Pain management has evolved as a specialty over the last few years. Many years ago pain management meant a medication management and basic interventions to manage both chronic and acute pain. But over the past few years, there’s been more research into other kinds of interventions for pain management.
In general, pain management is leaning towards more interventional options to alleviate pain, especially keeping in mind the current opioid crisis. Physicians are much more reluctant nowadays to prescribe opiates because of the risk of opiate diversion and opiate misuse. Also the recent political climate has scared physicians away from just prescribing opiates. Although I do believe that many patients are good candidates for medication, the doctor prescribing it must be suitably trained.
Each patient must be individually screened by a well-trained, board certified pain management specialist. It used to be ok if physicians learned pain management on the job, and that’s how many dentists and primary care physicians gave out opiates. They were well-meaning, but not trained to look for the symptoms that indicate potential for misuse. However, now th4ere are many great academic institutions where a physician can get a board certification in pain management.
I was fortunate to receive significant pain management training at MD Anderson Cancer Center in Houston, while I was going through my residency as an anesthesiologist. But I went on to learn more about med management when I took an interventional pain management fellowship at the Northwestern University Medical Center in Chicago.

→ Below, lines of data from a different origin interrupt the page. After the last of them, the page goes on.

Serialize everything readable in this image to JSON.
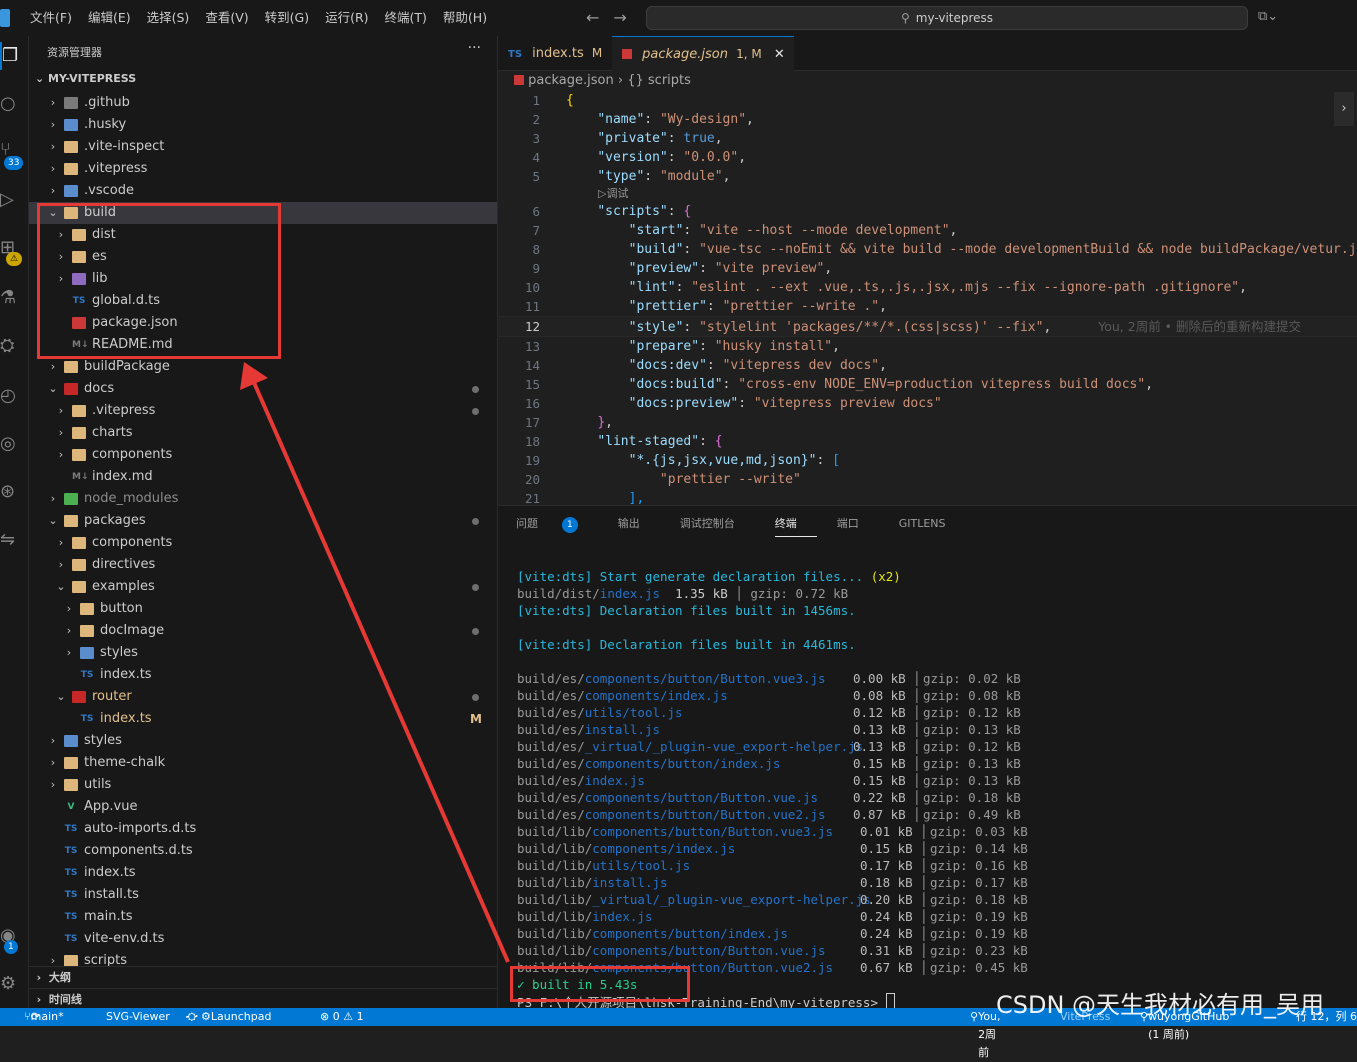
{
  "menu": [
    "文件(F)",
    "编辑(E)",
    "选择(S)",
    "查看(V)",
    "转到(G)",
    "运行(R)",
    "终端(T)",
    "帮助(H)"
  ],
  "search": {
    "text": "my-vitepress"
  },
  "activity_badges": {
    "scm": "33",
    "warn": "⚠",
    "account": "1"
  },
  "sidebar": {
    "title": "资源管理器",
    "more": "···",
    "root": "MY-VITEPRESS",
    "items": [
      {
        "label": ".github",
        "depth": 0,
        "chev": "›",
        "icon": "f-gray",
        "name": "folder-icon"
      },
      {
        "label": ".husky",
        "depth": 0,
        "chev": "›",
        "icon": "f-blue",
        "name": "folder-icon"
      },
      {
        "label": ".vite-inspect",
        "depth": 0,
        "chev": "›",
        "icon": "f-folder",
        "name": "folder-icon"
      },
      {
        "label": ".vitepress",
        "depth": 0,
        "chev": "›",
        "icon": "f-folder",
        "name": "folder-icon"
      },
      {
        "label": ".vscode",
        "depth": 0,
        "chev": "›",
        "icon": "f-blue",
        "name": "folder-icon"
      },
      {
        "label": "build",
        "depth": 0,
        "chev": "⌄",
        "icon": "f-folder",
        "name": "folder-open-icon",
        "sel": true
      },
      {
        "label": "dist",
        "depth": 1,
        "chev": "›",
        "icon": "f-folder",
        "name": "folder-icon"
      },
      {
        "label": "es",
        "depth": 1,
        "chev": "›",
        "icon": "f-folder",
        "name": "folder-icon"
      },
      {
        "label": "lib",
        "depth": 1,
        "chev": "›",
        "icon": "f-purple",
        "name": "folder-icon"
      },
      {
        "label": "global.d.ts",
        "depth": 1,
        "chev": "",
        "icon": "ts",
        "glyph": "TS",
        "name": "typescript-file-icon"
      },
      {
        "label": "package.json",
        "depth": 1,
        "chev": "",
        "icon": "pj",
        "glyph": "",
        "name": "npm-file-icon"
      },
      {
        "label": "README.md",
        "depth": 1,
        "chev": "",
        "icon": "md",
        "glyph": "M↓",
        "name": "markdown-file-icon"
      },
      {
        "label": "buildPackage",
        "depth": 0,
        "chev": "›",
        "icon": "f-folder",
        "name": "folder-icon"
      },
      {
        "label": "docs",
        "depth": 0,
        "chev": "⌄",
        "icon": "f-red",
        "name": "folder-open-icon",
        "dot": true
      },
      {
        "label": ".vitepress",
        "depth": 1,
        "chev": "›",
        "icon": "f-folder",
        "name": "folder-icon",
        "dot": true
      },
      {
        "label": "charts",
        "depth": 1,
        "chev": "›",
        "icon": "f-folder",
        "name": "folder-icon"
      },
      {
        "label": "components",
        "depth": 1,
        "chev": "›",
        "icon": "f-folder",
        "name": "folder-icon"
      },
      {
        "label": "index.md",
        "depth": 1,
        "chev": "",
        "icon": "md",
        "glyph": "M↓",
        "name": "markdown-file-icon"
      },
      {
        "label": "node_modules",
        "depth": 0,
        "chev": "›",
        "icon": "f-green",
        "name": "folder-icon",
        "dim": true
      },
      {
        "label": "packages",
        "depth": 0,
        "chev": "⌄",
        "icon": "f-folder",
        "name": "folder-open-icon",
        "dot": true
      },
      {
        "label": "components",
        "depth": 1,
        "chev": "›",
        "icon": "f-folder",
        "name": "folder-icon"
      },
      {
        "label": "directives",
        "depth": 1,
        "chev": "›",
        "icon": "f-folder",
        "name": "folder-icon"
      },
      {
        "label": "examples",
        "depth": 1,
        "chev": "⌄",
        "icon": "f-folder",
        "name": "folder-open-icon",
        "dot": true
      },
      {
        "label": "button",
        "depth": 2,
        "chev": "›",
        "icon": "f-folder",
        "name": "folder-icon"
      },
      {
        "label": "docImage",
        "depth": 2,
        "chev": "›",
        "icon": "f-folder",
        "name": "folder-icon",
        "dot": true
      },
      {
        "label": "styles",
        "depth": 2,
        "chev": "›",
        "icon": "f-blue",
        "name": "folder-icon"
      },
      {
        "label": "index.ts",
        "depth": 2,
        "chev": "",
        "icon": "ts",
        "glyph": "TS",
        "name": "typescript-file-icon"
      },
      {
        "label": "router",
        "depth": 1,
        "chev": "⌄",
        "icon": "f-red",
        "name": "folder-open-icon",
        "dot": true,
        "mod": true
      },
      {
        "label": "index.ts",
        "depth": 2,
        "chev": "",
        "icon": "ts",
        "glyph": "TS",
        "name": "typescript-file-icon",
        "mark": "M",
        "mod": true
      },
      {
        "label": "styles",
        "depth": 0,
        "chev": "›",
        "icon": "f-blue",
        "name": "folder-icon"
      },
      {
        "label": "theme-chalk",
        "depth": 0,
        "chev": "›",
        "icon": "f-folder",
        "name": "folder-icon"
      },
      {
        "label": "utils",
        "depth": 0,
        "chev": "›",
        "icon": "f-folder",
        "name": "folder-icon"
      },
      {
        "label": "App.vue",
        "depth": 0,
        "chev": "",
        "icon": "vue",
        "glyph": "V",
        "name": "vue-file-icon"
      },
      {
        "label": "auto-imports.d.ts",
        "depth": 0,
        "chev": "",
        "icon": "ts",
        "glyph": "TS",
        "name": "typescript-file-icon"
      },
      {
        "label": "components.d.ts",
        "depth": 0,
        "chev": "",
        "icon": "ts",
        "glyph": "TS",
        "name": "typescript-file-icon"
      },
      {
        "label": "index.ts",
        "depth": 0,
        "chev": "",
        "icon": "ts",
        "glyph": "TS",
        "name": "typescript-file-icon"
      },
      {
        "label": "install.ts",
        "depth": 0,
        "chev": "",
        "icon": "ts",
        "glyph": "TS",
        "name": "typescript-file-icon"
      },
      {
        "label": "main.ts",
        "depth": 0,
        "chev": "",
        "icon": "ts",
        "glyph": "TS",
        "name": "typescript-file-icon"
      },
      {
        "label": "vite-env.d.ts",
        "depth": 0,
        "chev": "",
        "icon": "ts",
        "glyph": "TS",
        "name": "typescript-file-icon"
      },
      {
        "label": "scripts",
        "depth": -1,
        "chev": "›",
        "icon": "f-folder",
        "name": "folder-icon"
      }
    ],
    "outline": "大纲",
    "timeline": "时间线"
  },
  "tabs": [
    {
      "lang": "TS",
      "label": "index.ts",
      "status": "M"
    },
    {
      "label": "package.json",
      "status": "1, M",
      "close": "✕"
    }
  ],
  "breadcrumb": {
    "file": "package.json",
    "sep": "›",
    "node": "{} scripts"
  },
  "codelens": "▷调试",
  "blame": "You, 2周前 • 删除后的重新构建提交",
  "current_line": 12,
  "code": [
    [
      [
        "{",
        "p1"
      ]
    ],
    [
      [
        "    ",
        ""
      ],
      [
        "\"name\"",
        "k"
      ],
      [
        ": ",
        ""
      ],
      [
        "\"Wy-design\"",
        "s"
      ],
      [
        ",",
        ""
      ]
    ],
    [
      [
        "    ",
        ""
      ],
      [
        "\"private\"",
        "k"
      ],
      [
        ": ",
        ""
      ],
      [
        "true",
        "b"
      ],
      [
        ",",
        ""
      ]
    ],
    [
      [
        "    ",
        ""
      ],
      [
        "\"version\"",
        "k"
      ],
      [
        ": ",
        ""
      ],
      [
        "\"0.0.0\"",
        "s"
      ],
      [
        ",",
        ""
      ]
    ],
    [
      [
        "    ",
        ""
      ],
      [
        "\"type\"",
        "k"
      ],
      [
        ": ",
        ""
      ],
      [
        "\"module\"",
        "s"
      ],
      [
        ",",
        ""
      ]
    ],
    [
      [
        "    ",
        ""
      ],
      [
        "\"scripts\"",
        "k"
      ],
      [
        ": ",
        ""
      ],
      [
        "{",
        "p2"
      ]
    ],
    [
      [
        "        ",
        ""
      ],
      [
        "\"start\"",
        "k"
      ],
      [
        ": ",
        ""
      ],
      [
        "\"vite --host --mode development\"",
        "s"
      ],
      [
        ",",
        ""
      ]
    ],
    [
      [
        "        ",
        ""
      ],
      [
        "\"build\"",
        "k"
      ],
      [
        ": ",
        ""
      ],
      [
        "\"vue-tsc --noEmit && vite build --mode developmentBuild && node buildPackage/vetur.js",
        "s"
      ]
    ],
    [
      [
        "        ",
        ""
      ],
      [
        "\"preview\"",
        "k"
      ],
      [
        ": ",
        ""
      ],
      [
        "\"vite preview\"",
        "s"
      ],
      [
        ",",
        ""
      ]
    ],
    [
      [
        "        ",
        ""
      ],
      [
        "\"lint\"",
        "k"
      ],
      [
        ": ",
        ""
      ],
      [
        "\"eslint . --ext .vue,.ts,.js,.jsx,.mjs --fix --ignore-path .gitignore\"",
        "s"
      ],
      [
        ",",
        ""
      ]
    ],
    [
      [
        "        ",
        ""
      ],
      [
        "\"prettier\"",
        "k"
      ],
      [
        ": ",
        ""
      ],
      [
        "\"prettier --write .\"",
        "s"
      ],
      [
        ",",
        ""
      ]
    ],
    [
      [
        "        ",
        ""
      ],
      [
        "\"style\"",
        "k"
      ],
      [
        ": ",
        ""
      ],
      [
        "\"stylelint 'packages/**/*.(css|scss)' --fix\"",
        "s"
      ],
      [
        ",",
        ""
      ]
    ],
    [
      [
        "        ",
        ""
      ],
      [
        "\"prepare\"",
        "k"
      ],
      [
        ": ",
        ""
      ],
      [
        "\"husky install\"",
        "s"
      ],
      [
        ",",
        ""
      ]
    ],
    [
      [
        "        ",
        ""
      ],
      [
        "\"docs:dev\"",
        "k"
      ],
      [
        ": ",
        ""
      ],
      [
        "\"vitepress dev docs\"",
        "s"
      ],
      [
        ",",
        ""
      ]
    ],
    [
      [
        "        ",
        ""
      ],
      [
        "\"docs:build\"",
        "k"
      ],
      [
        ": ",
        ""
      ],
      [
        "\"cross-env NODE_ENV=production vitepress build docs\"",
        "s"
      ],
      [
        ",",
        ""
      ]
    ],
    [
      [
        "        ",
        ""
      ],
      [
        "\"docs:preview\"",
        "k"
      ],
      [
        ": ",
        ""
      ],
      [
        "\"vitepress preview docs\"",
        "s"
      ]
    ],
    [
      [
        "    ",
        ""
      ],
      [
        "}",
        "p2"
      ],
      [
        ",",
        ""
      ]
    ],
    [
      [
        "    ",
        ""
      ],
      [
        "\"lint-staged\"",
        "k"
      ],
      [
        ": ",
        ""
      ],
      [
        "{",
        "p2"
      ]
    ],
    [
      [
        "        ",
        ""
      ],
      [
        "\"*.{js,jsx,vue,md,json}\"",
        "k"
      ],
      [
        ": ",
        ""
      ],
      [
        "[",
        "p3"
      ]
    ],
    [
      [
        "            ",
        ""
      ],
      [
        "\"prettier --write\"",
        "s"
      ]
    ],
    [
      [
        "        ",
        ""
      ],
      [
        "],",
        "p3"
      ]
    ]
  ],
  "panel": {
    "tabs": [
      "问题",
      "输出",
      "调试控制台",
      "终端",
      "端口",
      "GITLENS"
    ],
    "problems_count": "1",
    "active": "终端"
  },
  "terminal": {
    "pre": [
      {
        "a": "[vite:dts] Start generate declaration files... ",
        "b": "(x2)"
      },
      {
        "p1": "build/dist/",
        "p2": "index.js",
        "sz": "  1.35 kB",
        "gz": "│ gzip: 0.72 kB",
        "inline": true
      },
      {
        "a": "[vite:dts] Declaration files built in 1456ms."
      },
      {
        "blank": true
      },
      {
        "a": "[vite:dts] Declaration files built in 4461ms."
      },
      {
        "blank": true
      }
    ],
    "files": [
      [
        "build/es/",
        "components/button/Button.vue3.js",
        "0.00 kB",
        "gzip: 0.02 kB"
      ],
      [
        "build/es/",
        "components/index.js",
        "0.08 kB",
        "gzip: 0.08 kB"
      ],
      [
        "build/es/",
        "utils/tool.js",
        "0.12 kB",
        "gzip: 0.12 kB"
      ],
      [
        "build/es/",
        "install.js",
        "0.13 kB",
        "gzip: 0.13 kB"
      ],
      [
        "build/es/",
        "_virtual/_plugin-vue_export-helper.js",
        "0.13 kB",
        "gzip: 0.12 kB"
      ],
      [
        "build/es/",
        "components/button/index.js",
        "0.15 kB",
        "gzip: 0.13 kB"
      ],
      [
        "build/es/",
        "index.js",
        "0.15 kB",
        "gzip: 0.13 kB"
      ],
      [
        "build/es/",
        "components/button/Button.vue.js",
        "0.22 kB",
        "gzip: 0.18 kB"
      ],
      [
        "build/es/",
        "components/button/Button.vue2.js",
        "0.87 kB",
        "gzip: 0.49 kB"
      ],
      [
        "build/lib/",
        "components/button/Button.vue3.js",
        "0.01 kB",
        "gzip: 0.03 kB"
      ],
      [
        "build/lib/",
        "components/index.js",
        "0.15 kB",
        "gzip: 0.14 kB"
      ],
      [
        "build/lib/",
        "utils/tool.js",
        "0.17 kB",
        "gzip: 0.16 kB"
      ],
      [
        "build/lib/",
        "install.js",
        "0.18 kB",
        "gzip: 0.17 kB"
      ],
      [
        "build/lib/",
        "_virtual/_plugin-vue_export-helper.js",
        "0.20 kB",
        "gzip: 0.18 kB"
      ],
      [
        "build/lib/",
        "index.js",
        "0.24 kB",
        "gzip: 0.19 kB"
      ],
      [
        "build/lib/",
        "components/button/index.js",
        "0.24 kB",
        "gzip: 0.19 kB"
      ],
      [
        "build/lib/",
        "components/button/Button.vue.js",
        "0.31 kB",
        "gzip: 0.23 kB"
      ],
      [
        "build/lib/",
        "components/button/Button.vue2.js",
        "0.67 kB",
        "gzip: 0.45 kB"
      ]
    ],
    "built": "✓ built in 5.43s",
    "prompt": "PS F:\\个人开源项目\\lhsk-Training-End\\my-vitepress> "
  },
  "status": {
    "branch": "main*",
    "sync": "⟳",
    "svg": "SVG-Viewer",
    "launchpad": "Launchpad",
    "errors": "⊗ 0 ⚠ 1",
    "blame": "You, 2周前",
    "vitepress": "VitePress",
    "github": "wuyongGitHub (1 周前)",
    "position": "行 12，列 6"
  },
  "watermark": "CSDN @天生我材必有用_吴用",
  "colors": {
    "accent": "#0078d4",
    "annotation": "#e53935",
    "terminal_cyan": "#29b8db",
    "terminal_green": "#23d18b"
  }
}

At Northwestern I focused not only on med management but also on the many other interventions that can be used for today’s patients. It’s important to know when to use meds and when to focus on those other interventions.
For example, in the past epidural steroid injections and radio frequency ablations were the only things we used for back pain, sciatica, and pain that radiated into the extremities, but now there are many more interventions that are available. Also, in the past radio frequency ablation could be used only in axial low back and neck pain, but now we know it can be used for hip and knee pain, obviating the need for hip and knee replacements, and offering little or no down time.
Some of the most exciting developments have happened in the area of PRP (platelet rich plasma) and stem cell treatments, which not only relieve pain, but are also anti-inflammatory and somewhat regenerative. Significant research continues to happen in stem cells and PRP. Spinal cord stimulation is also used more often now, especially as the devices become better. Boston Scientific, Medtronic, and Avett are some of the biggest device manufacturers focused on continuing to improve this technology, which is used for patients who have had surgery and continue to have pain, or who for one reason or another are not good candidates for surgery. These devices now give patients significant relief.
This is also a great treatment for patients experiencing neuropathy in the lower extremities, either from diabetes or from chemotherapy.
In general, it is important to know that in seeing a double board-certified pain management specialist like myself, you’re not being seen by someone who is going to send you out of the office with a hand full of pills that will make you an addict or make someone close to you an addict. You’re seeing someone that has many ideas and tools for treating you, and will work with you to find the best way to relieve your pain without unwanted side effects.